Of all the green sauces I have made — from pesto to salsa verde to green goddess — schug is most similar to a green harissa, but it’s even more spiced: there’s cumin and coriander as well as hot chilies. Because the chilies are seeded, the sauce is not impossibly spicy—it’s, in fact, bright with lemon, as these sauces often are, and it has a bit of texture thanks to the mass of chilies, garlic, and herbs.
How to Use Schug (Zhug)
Maybe the better question is how not to use schug? I want to drizzle it over everything:
How to Make Schug: A Step by Step Guide:
Here’s the play-by-play: Gather your ingredients.
Toast whole cumin and coriander seeds:
Grind the spices in a mortar and pestle:
Remove the ribs and seeds from a few hot chili peppers:
Zest and juice a lemon.
Transfer chilies and garlic to a food processor and pulse.
Add cilantro, parsley, ground cumin and coriander, lemon zest and juice, and salt.
Process till fine:
Add olive oil, and process more:
Ta da! Schug: you’ll want to put this on everything.
Here’s the roasted delicata squash with the schug and yogurt sauce:
This is a favorite recipe: Roasted Cauliflower with Schug and Lemony Yogurt SaucePrint
Adapted from Joshua McFadden’s Six Seasons
Schug (pronounced skoog, sometimes spelled zhug) is a Middle Eastern (often used in Yemeni/Israeli cooking) blend of herbs, chilies, and toasted spices: there’s cumin and coriander as well as hot chilies. Because the chilies are seeded, the sauce is not impossibly spicy—it’s, in fact, bright with lemon, and it has a bit of texture thanks to the mass of chilies, garlic, and herbs. Once you make schug once, you will want to put it on everything.
Note: You’ll see in the video I only used 1 chili — it was all I had on hand that day! — and I didn’t add lemon zest…I forgot. All of this is to say the recipe is very forgiving.
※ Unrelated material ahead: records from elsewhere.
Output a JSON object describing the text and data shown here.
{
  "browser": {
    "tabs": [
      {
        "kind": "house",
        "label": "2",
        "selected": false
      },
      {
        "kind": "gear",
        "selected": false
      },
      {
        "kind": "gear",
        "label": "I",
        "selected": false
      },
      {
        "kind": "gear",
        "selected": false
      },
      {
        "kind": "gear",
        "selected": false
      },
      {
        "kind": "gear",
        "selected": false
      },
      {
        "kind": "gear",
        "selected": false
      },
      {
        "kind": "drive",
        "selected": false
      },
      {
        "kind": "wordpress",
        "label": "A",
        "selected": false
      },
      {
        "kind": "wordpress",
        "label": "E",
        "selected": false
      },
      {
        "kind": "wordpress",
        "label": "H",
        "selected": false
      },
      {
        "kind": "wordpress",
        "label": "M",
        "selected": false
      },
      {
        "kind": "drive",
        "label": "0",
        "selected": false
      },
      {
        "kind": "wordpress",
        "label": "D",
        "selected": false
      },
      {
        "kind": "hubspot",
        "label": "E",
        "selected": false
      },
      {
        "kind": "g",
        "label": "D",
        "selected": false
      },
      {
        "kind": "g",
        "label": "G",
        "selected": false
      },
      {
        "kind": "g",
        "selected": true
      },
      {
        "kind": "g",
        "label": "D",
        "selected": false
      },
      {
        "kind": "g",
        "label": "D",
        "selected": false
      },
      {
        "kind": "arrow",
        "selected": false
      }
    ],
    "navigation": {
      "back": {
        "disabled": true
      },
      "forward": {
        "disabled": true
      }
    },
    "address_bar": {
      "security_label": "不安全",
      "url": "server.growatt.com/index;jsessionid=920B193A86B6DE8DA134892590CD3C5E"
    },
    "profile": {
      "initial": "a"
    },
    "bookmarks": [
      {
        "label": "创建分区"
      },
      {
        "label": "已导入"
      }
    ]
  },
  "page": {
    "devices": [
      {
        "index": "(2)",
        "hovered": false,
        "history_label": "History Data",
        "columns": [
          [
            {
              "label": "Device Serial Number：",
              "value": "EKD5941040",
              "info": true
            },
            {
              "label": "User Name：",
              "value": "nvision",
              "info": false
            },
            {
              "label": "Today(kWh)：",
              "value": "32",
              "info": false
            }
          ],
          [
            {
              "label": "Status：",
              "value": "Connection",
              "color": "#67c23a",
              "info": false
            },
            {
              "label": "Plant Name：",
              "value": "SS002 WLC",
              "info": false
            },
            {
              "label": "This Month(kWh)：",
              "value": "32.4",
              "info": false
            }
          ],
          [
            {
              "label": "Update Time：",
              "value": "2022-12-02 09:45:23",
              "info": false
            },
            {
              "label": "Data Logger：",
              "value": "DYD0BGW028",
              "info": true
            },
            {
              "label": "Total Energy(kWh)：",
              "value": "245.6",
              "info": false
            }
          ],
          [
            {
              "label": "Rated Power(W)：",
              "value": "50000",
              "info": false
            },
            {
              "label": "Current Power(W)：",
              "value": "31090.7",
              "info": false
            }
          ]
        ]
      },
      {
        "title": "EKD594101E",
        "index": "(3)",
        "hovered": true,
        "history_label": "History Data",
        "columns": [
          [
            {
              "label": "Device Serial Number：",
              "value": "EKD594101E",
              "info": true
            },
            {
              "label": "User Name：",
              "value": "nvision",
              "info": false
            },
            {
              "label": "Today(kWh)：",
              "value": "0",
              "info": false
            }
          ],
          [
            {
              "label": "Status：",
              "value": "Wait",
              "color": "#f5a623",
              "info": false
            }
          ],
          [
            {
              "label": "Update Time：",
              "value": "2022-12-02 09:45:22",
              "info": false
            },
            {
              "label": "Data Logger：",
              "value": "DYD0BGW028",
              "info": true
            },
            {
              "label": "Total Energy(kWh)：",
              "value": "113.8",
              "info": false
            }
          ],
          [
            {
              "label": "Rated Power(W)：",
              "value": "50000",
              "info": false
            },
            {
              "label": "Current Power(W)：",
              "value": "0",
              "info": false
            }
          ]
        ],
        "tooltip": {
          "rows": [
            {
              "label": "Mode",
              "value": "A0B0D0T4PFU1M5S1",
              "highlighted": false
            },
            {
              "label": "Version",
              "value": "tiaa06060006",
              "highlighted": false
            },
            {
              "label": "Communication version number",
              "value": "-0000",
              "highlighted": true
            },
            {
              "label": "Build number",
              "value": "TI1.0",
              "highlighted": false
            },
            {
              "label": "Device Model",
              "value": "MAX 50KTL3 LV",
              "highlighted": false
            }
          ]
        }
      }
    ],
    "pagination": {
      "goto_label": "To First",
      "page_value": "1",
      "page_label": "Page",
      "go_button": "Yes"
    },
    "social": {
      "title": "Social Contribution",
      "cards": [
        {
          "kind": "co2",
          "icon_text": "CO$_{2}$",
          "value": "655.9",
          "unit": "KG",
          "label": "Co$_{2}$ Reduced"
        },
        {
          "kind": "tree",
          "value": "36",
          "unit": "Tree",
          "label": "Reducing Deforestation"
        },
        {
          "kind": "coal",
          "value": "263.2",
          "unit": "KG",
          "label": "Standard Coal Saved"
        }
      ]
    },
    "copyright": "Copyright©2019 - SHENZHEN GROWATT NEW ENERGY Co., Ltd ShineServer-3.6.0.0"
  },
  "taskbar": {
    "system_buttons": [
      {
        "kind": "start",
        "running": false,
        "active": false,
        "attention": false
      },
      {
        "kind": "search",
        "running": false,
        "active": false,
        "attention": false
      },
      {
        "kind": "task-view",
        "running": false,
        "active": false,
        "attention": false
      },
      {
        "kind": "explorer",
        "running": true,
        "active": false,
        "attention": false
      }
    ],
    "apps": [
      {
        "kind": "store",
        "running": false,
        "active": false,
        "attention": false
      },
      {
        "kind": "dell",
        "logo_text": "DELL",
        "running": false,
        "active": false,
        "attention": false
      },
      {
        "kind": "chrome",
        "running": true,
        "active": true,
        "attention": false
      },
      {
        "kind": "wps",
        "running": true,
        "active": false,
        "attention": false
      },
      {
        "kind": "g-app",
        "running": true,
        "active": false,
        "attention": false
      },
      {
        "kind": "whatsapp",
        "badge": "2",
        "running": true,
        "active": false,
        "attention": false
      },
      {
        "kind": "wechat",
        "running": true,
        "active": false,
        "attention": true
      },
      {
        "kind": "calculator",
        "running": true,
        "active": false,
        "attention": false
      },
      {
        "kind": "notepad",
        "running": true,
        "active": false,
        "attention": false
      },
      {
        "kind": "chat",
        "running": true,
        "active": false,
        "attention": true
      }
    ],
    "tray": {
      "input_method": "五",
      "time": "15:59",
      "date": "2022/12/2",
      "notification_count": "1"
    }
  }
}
As long as you include some toasted spices and something that provides a little heat, and as long as you get the balance of lemon to olive oil right, you’ll be good to go.
- 1 teaspoon coriander seeds
- 1 teaspoon cumin seeds
- 1/2 cup (or less! see notes above) seeded and roughly chopped fresh hot green chilies, such as serrano (2 to 4)
- 2 to 3 garlic cloves, smashed and peeled
- 2 cups lightly packed cilantro leaves and stems
- 2 cups lightly packed flat-leaf parsley leaves and stems (rough stems removed)
- zest from one lemon
- juice from one lemon, about 3 tablespoons
- salt and freshly cracked black pepper
- 1/2 cup extra-virgin olive oil
- In a small skillet, toast the cumin and coriander seeds until they smell fragrant and have turned a shade darker in color. Transfer to a spice grinder or crush with a mortar and pestle.
- Put the chilies and garlic in a food processor and pulse a few times until they are fairly fine. Add the cilantro, parsley, lemon zest, reserved toasted spiced, 1 tablespoon of lemon juice, 1/2 teaspoon kosher salt, and a few twists of black pepper. Pulse until all is finely chopped into a rough purée. With the motor running, drizzle in the olive oil. Stop the processor before the sauce is completely blended and smooth—you want some texture. Taste the sauce and adjust the seasoning with another 1/2 teaspoon salt (I always do), and pepper and lemon to taste.
- Category: Condiment
- Method: Food Processor
- Cuisine: Middle Eastern
Keywords: schug, zhug, zhoug, cilantro, parsley, cumin, coriander, lemon, olive oil